Data records for software interfaces:
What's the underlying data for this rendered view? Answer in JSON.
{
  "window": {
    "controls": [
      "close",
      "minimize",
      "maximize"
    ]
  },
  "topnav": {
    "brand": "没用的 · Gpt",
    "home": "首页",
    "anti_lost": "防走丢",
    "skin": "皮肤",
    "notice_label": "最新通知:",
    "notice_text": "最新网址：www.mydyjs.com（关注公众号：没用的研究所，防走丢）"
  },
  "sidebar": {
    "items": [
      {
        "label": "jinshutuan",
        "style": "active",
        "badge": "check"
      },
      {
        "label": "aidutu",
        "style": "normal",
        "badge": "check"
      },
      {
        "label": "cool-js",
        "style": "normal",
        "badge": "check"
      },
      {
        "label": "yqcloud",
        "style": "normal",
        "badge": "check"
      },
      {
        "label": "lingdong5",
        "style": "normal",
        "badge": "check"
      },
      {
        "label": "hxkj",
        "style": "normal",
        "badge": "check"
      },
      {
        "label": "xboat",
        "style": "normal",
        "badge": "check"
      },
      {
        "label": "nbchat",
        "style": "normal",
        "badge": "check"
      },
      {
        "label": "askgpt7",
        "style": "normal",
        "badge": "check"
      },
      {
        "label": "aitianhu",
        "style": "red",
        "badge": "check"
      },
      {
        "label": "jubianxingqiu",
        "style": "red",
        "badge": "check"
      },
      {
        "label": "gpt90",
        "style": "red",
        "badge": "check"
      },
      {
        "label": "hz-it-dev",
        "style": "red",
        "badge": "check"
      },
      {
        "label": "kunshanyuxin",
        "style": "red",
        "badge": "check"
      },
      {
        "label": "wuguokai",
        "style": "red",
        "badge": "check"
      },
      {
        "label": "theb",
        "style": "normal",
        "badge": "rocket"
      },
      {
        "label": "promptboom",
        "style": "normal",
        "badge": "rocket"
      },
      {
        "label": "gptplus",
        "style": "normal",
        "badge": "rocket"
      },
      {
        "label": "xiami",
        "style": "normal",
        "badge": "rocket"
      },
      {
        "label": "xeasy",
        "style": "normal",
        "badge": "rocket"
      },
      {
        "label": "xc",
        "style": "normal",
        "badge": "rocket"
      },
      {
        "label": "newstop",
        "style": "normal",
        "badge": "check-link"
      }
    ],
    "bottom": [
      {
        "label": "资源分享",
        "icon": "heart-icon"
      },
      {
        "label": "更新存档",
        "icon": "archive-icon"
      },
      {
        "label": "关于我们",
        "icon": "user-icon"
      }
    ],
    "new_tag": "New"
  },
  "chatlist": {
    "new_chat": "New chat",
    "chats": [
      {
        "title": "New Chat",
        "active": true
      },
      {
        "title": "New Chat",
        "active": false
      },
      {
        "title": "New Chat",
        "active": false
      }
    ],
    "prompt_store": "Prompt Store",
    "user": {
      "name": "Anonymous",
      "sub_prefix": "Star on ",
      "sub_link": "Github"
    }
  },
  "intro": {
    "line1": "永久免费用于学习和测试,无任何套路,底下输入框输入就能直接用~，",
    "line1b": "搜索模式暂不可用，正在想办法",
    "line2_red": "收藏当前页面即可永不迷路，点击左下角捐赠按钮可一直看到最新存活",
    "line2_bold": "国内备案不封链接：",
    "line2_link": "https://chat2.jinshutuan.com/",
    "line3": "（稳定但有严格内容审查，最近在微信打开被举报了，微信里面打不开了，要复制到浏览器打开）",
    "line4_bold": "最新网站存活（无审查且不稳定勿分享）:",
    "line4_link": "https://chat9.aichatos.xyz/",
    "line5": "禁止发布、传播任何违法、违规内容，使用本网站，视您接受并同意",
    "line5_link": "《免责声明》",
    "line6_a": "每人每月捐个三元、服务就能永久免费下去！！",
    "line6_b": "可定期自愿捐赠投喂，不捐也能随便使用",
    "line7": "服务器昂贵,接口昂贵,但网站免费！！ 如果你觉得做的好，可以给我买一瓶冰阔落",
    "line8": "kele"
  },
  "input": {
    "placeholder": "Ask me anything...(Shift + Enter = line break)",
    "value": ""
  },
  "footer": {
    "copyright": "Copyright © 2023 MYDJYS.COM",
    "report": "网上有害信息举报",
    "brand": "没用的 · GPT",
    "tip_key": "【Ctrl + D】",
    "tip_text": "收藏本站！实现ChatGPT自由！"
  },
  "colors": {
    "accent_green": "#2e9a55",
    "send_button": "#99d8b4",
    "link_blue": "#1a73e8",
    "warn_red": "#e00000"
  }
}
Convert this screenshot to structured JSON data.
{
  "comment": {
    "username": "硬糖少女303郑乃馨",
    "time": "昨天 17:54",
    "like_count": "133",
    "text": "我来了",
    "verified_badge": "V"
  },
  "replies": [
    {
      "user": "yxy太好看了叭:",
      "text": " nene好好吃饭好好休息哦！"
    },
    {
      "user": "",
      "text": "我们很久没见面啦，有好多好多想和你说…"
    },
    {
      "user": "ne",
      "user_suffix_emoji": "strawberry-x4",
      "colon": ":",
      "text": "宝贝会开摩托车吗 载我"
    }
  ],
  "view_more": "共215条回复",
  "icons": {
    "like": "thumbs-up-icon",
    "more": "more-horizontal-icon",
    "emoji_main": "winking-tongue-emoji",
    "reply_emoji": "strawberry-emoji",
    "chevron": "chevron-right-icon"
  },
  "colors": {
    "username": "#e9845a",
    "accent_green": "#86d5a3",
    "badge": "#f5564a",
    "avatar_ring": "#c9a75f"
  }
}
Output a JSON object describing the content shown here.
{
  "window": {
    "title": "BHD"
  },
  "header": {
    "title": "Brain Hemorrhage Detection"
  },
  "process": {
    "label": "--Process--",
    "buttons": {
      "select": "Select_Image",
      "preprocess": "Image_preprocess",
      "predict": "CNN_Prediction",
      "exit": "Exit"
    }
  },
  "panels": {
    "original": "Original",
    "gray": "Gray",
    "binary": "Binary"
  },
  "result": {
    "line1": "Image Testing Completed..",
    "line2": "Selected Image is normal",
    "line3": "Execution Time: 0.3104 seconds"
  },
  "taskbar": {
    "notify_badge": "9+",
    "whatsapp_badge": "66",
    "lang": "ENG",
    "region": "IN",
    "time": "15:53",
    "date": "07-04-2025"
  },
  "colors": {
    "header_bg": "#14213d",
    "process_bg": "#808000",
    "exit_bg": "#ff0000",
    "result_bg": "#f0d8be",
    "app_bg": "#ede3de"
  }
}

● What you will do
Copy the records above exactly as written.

● Task output
What's the underlying data for this rendered view? Answer in JSON.
{
  "window": {
    "controls": [
      "close",
      "minimize",
      "maximize"
    ]
  },
  "topnav": {
    "brand": "没用的 · Gpt",
    "home": "首页",
    "anti_lost": "防走丢",
    "skin": "皮肤",
    "notice_label": "最新通知:",
    "notice_text": "最新网址：www.mydyjs.com（关注公众号：没用的研究所，防走丢）"
  },
  "sidebar": {
    "items": [
      {
        "label": "jinshutuan",
        "style": "active",
        "badge": "check"
      },
      {
        "label": "aidutu",
        "style": "normal",
        "badge": "check"
      },
      {
        "label": "cool-js",
        "style": "normal",
        "badge": "check"
      },
      {
        "label": "yqcloud",
        "style": "normal",
        "badge": "check"
      },
      {
        "label": "lingdong5",
        "style": "normal",
        "badge": "check"
      },
      {
        "label": "hxkj",
        "style": "normal",
        "badge": "check"
      },
      {
        "label": "xboat",
        "style": "normal",
        "badge": "check"
      },
      {
        "label": "nbchat",
        "style": "normal",
        "badge": "check"
      },
      {
        "label": "askgpt7",
        "style": "normal",
        "badge": "check"
      },
      {
        "label": "aitianhu",
        "style": "red",
        "badge": "check"
      },
      {
        "label": "jubianxingqiu",
        "style": "red",
        "badge": "check"
      },
      {
        "label": "gpt90",
        "style": "red",
        "badge": "check"
      },
      {
        "label": "hz-it-dev",
        "style": "red",
        "badge": "check"
      },
      {
        "label": "kunshanyuxin",
        "style": "red",
        "badge": "check"
      },
      {
        "label": "wuguokai",
        "style": "red",
        "badge": "check"
      },
      {
        "label": "theb",
        "style": "normal",
        "badge": "rocket"
      },
      {
        "label": "promptboom",
        "style": "normal",
        "badge": "rocket"
      },
      {
        "label": "gptplus",
        "style": "normal",
        "badge": "rocket"
      },
      {
        "label": "xiami",
        "style": "normal",
        "badge": "rocket"
      },
      {
        "label": "xeasy",
        "style": "normal",
        "badge": "rocket"
      },
      {
        "label": "xc",
        "style": "normal",
        "badge": "rocket"
      },
      {
        "label": "newstop",
        "style": "normal",
        "badge": "check-link"
      }
    ],
    "bottom": [
      {
        "label": "资源分享",
        "icon": "heart-icon"
      },
      {
        "label": "更新存档",
        "icon": "archive-icon"
      },
      {
        "label": "关于我们",
        "icon": "user-icon"
      }
    ],
    "new_tag": "New"
  },
  "chatlist": {
    "new_chat": "New chat",
    "chats": [
      {
        "title": "New Chat",
        "active": true
      },
      {
        "title": "New Chat",
        "active": false
      },
      {
        "title": "New Chat",
        "active": false
      }
    ],
    "prompt_store": "Prompt Store",
    "user": {
      "name": "Anonymous",
      "sub_prefix": "Star on ",
      "sub_link": "Github"
    }
  },
  "intro": {
    "line1": "永久免费用于学习和测试,无任何套路,底下输入框输入就能直接用~，",
    "line1b": "搜索模式暂不可用，正在想办法",
    "line2_red": "收藏当前页面即可永不迷路，点击左下角捐赠按钮可一直看到最新存活",
    "line2_bold": "国内备案不封链接：",
    "line2_link": "https://chat2.jinshutuan.com/",
    "line3": "（稳定但有严格内容审查，最近在微信打开被举报了，微信里面打不开了，要复制到浏览器打开）",
    "line4_bold": "最新网站存活（无审查且不稳定勿分享）:",
    "line4_link": "https://chat9.aichatos.xyz/",
    "line5": "禁止发布、传播任何违法、违规内容，使用本网站，视您接受并同意",
    "line5_link": "《免责声明》",
    "line6_a": "每人每月捐个三元、服务就能永久免费下去！！",
    "line6_b": "可定期自愿捐赠投喂，不捐也能随便使用",
    "line7": "服务器昂贵,接口昂贵,但网站免费！！ 如果你觉得做的好，可以给我买一瓶冰阔落",
    "line8": "kele"
  },
  "input": {
    "placeholder": "Ask me anything...(Shift + Enter = line break)",
    "value": ""
  },
  "footer": {
    "copyright": "Copyright © 2023 MYDJYS.COM",
    "report": "网上有害信息举报",
    "brand": "没用的 · GPT",
    "tip_key": "【Ctrl + D】",
    "tip_text": "收藏本站！实现ChatGPT自由！"
  },
  "colors": {
    "accent_green": "#2e9a55",
    "send_button": "#99d8b4",
    "link_blue": "#1a73e8",
    "warn_red": "#e00000"
  }
}
Convert this screenshot to structured JSON data.
{
  "comment": {
    "username": "硬糖少女303郑乃馨",
    "time": "昨天 17:54",
    "like_count": "133",
    "text": "我来了",
    "verified_badge": "V"
  },
  "replies": [
    {
      "user": "yxy太好看了叭:",
      "text": " nene好好吃饭好好休息哦！"
    },
    {
      "user": "",
      "text": "我们很久没见面啦，有好多好多想和你说…"
    },
    {
      "user": "ne",
      "user_suffix_emoji": "strawberry-x4",
      "colon": ":",
      "text": "宝贝会开摩托车吗 载我"
    }
  ],
  "view_more": "共215条回复",
  "icons": {
    "like": "thumbs-up-icon",
    "more": "more-horizontal-icon",
    "emoji_main": "winking-tongue-emoji",
    "reply_emoji": "strawberry-emoji",
    "chevron": "chevron-right-icon"
  },
  "colors": {
    "username": "#e9845a",
    "accent_green": "#86d5a3",
    "badge": "#f5564a",
    "avatar_ring": "#c9a75f"
  }
}
Output a JSON object describing the content shown here.
{
  "window": {
    "title": "BHD"
  },
  "header": {
    "title": "Brain Hemorrhage Detection"
  },
  "process": {
    "label": "--Process--",
    "buttons": {
      "select": "Select_Image",
      "preprocess": "Image_preprocess",
      "predict": "CNN_Prediction",
      "exit": "Exit"
    }
  },
  "panels": {
    "original": "Original",
    "gray": "Gray",
    "binary": "Binary"
  },
  "result": {
    "line1": "Image Testing Completed..",
    "line2": "Selected Image is normal",
    "line3": "Execution Time: 0.3104 seconds"
  },
  "taskbar": {
    "notify_badge": "9+",
    "whatsapp_badge": "66",
    "lang": "ENG",
    "region": "IN",
    "time": "15:53",
    "date": "07-04-2025"
  },
  "colors": {
    "header_bg": "#14213d",
    "process_bg": "#808000",
    "exit_bg": "#ff0000",
    "result_bg": "#f0d8be",
    "app_bg": "#ede3de"
  }
}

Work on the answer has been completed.